Obama’s statement echoes what we’ve been hearing recently from tech companies that were allegedly involved in PRISM. Google and Facebook both released statements last week saying that the leaked slides were inaccurate, but highlighted a need for more transparency to prevent customers from leaving them for others that promise security and privacy.
Do you believe Obama will make the NSA more transparent? Or is just an empty promise? Let us know in the comments.
Now then, President Obama and the tech companies aren’t addressing the elephant in the room – incidental data collection. In the original PRISM leaks, it was revealed that the NSA would collect data on non-targeted American citizens. It can’t go through this data without a warrant, but it’s worrisome nonetheless to know that the NSA is collecting information on American citizens without a warrant.
So, how are they are able to get away with it? In a recently revealed court case from 2008, it was shown that Yahoo fought against a court order to hand over data that included incidental data. In the case, the secret FISA court ruled “that incidental collections occurring as a result of constitutionally permissible acquisitions do not render those acquisitions unlawful.” The court also said that the Bush administration assured it “that it does not maintain a database of incidentally collected information from non-targeted United States persons, and there is no evidence to the contrary.”
Something must have changed between 2008 and now, however, as the government outright admitted over the weekend that it does keep a database of the information it collects. It doesn’t say whether or not that includes incidental data, but Snowden has said that it does. The government maintains that this information is destroyed every five years, but it still may have incidental data from American citizens on its servers for five years.
So, where do we go from here?
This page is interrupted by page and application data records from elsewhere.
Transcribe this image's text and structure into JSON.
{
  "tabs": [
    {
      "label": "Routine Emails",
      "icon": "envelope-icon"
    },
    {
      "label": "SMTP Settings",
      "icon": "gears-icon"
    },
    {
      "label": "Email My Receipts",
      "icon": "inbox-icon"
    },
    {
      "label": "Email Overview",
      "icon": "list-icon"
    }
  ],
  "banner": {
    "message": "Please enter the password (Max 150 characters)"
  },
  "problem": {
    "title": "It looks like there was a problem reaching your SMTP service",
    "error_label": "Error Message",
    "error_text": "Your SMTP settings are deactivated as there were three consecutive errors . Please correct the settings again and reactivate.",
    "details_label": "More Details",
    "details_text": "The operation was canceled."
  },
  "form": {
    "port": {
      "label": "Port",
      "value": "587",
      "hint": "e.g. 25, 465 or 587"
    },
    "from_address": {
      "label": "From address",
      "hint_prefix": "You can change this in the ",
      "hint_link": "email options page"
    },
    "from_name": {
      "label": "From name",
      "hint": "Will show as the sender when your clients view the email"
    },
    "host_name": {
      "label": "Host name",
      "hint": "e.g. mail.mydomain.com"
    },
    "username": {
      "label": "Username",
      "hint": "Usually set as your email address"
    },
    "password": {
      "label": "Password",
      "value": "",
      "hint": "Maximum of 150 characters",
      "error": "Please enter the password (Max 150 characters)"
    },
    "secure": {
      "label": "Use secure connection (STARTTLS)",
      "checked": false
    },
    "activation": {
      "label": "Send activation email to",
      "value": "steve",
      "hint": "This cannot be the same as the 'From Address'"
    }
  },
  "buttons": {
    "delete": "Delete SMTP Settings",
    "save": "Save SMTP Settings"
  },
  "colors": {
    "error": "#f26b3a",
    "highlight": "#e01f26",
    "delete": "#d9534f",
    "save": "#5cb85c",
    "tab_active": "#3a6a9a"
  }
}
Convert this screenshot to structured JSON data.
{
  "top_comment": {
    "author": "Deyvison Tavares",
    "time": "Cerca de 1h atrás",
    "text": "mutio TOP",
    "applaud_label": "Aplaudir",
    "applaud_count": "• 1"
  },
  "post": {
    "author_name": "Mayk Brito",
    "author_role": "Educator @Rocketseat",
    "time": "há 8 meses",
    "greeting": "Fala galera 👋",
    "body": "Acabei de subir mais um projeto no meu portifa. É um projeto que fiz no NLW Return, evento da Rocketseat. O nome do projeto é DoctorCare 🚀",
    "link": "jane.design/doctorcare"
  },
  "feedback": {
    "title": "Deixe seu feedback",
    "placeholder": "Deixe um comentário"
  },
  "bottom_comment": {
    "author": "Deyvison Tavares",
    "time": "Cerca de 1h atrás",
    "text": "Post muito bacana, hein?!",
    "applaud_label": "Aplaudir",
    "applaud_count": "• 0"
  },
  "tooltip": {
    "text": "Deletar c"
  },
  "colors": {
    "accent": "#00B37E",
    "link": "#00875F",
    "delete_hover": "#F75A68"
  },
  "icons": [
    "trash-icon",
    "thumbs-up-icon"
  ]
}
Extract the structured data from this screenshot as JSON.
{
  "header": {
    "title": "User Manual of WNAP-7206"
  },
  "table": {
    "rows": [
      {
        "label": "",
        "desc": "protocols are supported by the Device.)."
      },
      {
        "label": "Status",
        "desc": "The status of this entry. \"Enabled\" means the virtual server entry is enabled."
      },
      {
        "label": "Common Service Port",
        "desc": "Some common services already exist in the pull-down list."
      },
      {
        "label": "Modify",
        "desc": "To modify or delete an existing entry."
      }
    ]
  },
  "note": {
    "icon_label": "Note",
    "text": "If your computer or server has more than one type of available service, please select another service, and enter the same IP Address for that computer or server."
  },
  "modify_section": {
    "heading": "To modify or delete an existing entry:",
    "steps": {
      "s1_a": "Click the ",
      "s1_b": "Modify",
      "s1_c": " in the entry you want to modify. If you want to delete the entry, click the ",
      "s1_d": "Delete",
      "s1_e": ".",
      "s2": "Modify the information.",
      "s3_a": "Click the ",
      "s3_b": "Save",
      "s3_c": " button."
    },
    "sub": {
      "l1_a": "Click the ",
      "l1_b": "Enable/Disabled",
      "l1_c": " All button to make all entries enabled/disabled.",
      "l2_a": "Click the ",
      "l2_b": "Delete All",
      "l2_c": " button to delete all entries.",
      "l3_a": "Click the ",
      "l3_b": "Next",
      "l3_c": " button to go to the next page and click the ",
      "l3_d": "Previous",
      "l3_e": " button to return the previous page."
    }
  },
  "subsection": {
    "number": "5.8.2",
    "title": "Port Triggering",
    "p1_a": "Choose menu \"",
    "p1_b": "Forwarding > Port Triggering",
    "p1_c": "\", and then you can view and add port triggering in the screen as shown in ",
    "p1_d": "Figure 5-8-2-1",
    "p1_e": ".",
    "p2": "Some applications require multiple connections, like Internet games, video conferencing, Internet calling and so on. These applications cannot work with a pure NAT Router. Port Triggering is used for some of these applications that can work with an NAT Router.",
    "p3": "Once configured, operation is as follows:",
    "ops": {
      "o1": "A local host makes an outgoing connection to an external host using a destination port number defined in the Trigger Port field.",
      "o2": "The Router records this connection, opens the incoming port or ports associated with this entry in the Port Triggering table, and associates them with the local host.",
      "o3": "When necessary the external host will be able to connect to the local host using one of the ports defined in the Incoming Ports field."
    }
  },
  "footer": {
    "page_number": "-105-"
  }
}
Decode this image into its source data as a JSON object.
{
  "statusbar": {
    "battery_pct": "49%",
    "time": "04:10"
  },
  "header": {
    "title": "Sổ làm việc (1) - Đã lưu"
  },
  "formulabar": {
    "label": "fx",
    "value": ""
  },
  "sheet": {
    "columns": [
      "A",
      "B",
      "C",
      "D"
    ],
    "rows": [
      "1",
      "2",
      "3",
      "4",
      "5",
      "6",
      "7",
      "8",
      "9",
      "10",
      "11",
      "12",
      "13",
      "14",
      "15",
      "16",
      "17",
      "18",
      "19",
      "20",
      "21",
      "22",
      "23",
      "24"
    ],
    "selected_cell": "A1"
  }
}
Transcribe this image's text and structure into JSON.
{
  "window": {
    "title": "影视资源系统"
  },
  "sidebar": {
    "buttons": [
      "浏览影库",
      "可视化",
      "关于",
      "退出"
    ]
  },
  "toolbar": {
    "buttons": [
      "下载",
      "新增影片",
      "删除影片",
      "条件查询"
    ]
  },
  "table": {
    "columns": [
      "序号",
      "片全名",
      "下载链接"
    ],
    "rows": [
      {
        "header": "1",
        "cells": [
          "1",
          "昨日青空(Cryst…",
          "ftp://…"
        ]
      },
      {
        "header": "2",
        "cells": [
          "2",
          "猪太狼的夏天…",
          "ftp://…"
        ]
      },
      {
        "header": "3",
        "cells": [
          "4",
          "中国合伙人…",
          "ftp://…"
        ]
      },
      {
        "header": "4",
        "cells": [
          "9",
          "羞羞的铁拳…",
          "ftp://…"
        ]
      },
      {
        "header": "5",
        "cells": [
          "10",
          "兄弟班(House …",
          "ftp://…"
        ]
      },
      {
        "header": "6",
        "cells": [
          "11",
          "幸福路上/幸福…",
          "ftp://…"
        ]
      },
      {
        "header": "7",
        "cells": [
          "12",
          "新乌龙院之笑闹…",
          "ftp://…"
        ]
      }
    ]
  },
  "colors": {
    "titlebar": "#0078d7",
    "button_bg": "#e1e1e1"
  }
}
At the end of his interview, Obama says that he understands the concerns from civil liberty proponents, and that he wants to initiate a national debate with these groups about the NSA and other programs involving the collection of data:
I’ve stood up a privacy and civil liberties oversight board, made up of independent citizens including some fierce civil libertarians. I’ll be meeting with them. And what I want to do is to set up and structure a national conversation, not only about these two programs, but also the general problem of data, big data sets, because this is not going to be restricted to government entities.
Do you think Obama will really start a national debate on NSA spy programs and data collection? Will it actually accomplish anything? Let us know in the comments.[Image: White House/flickr]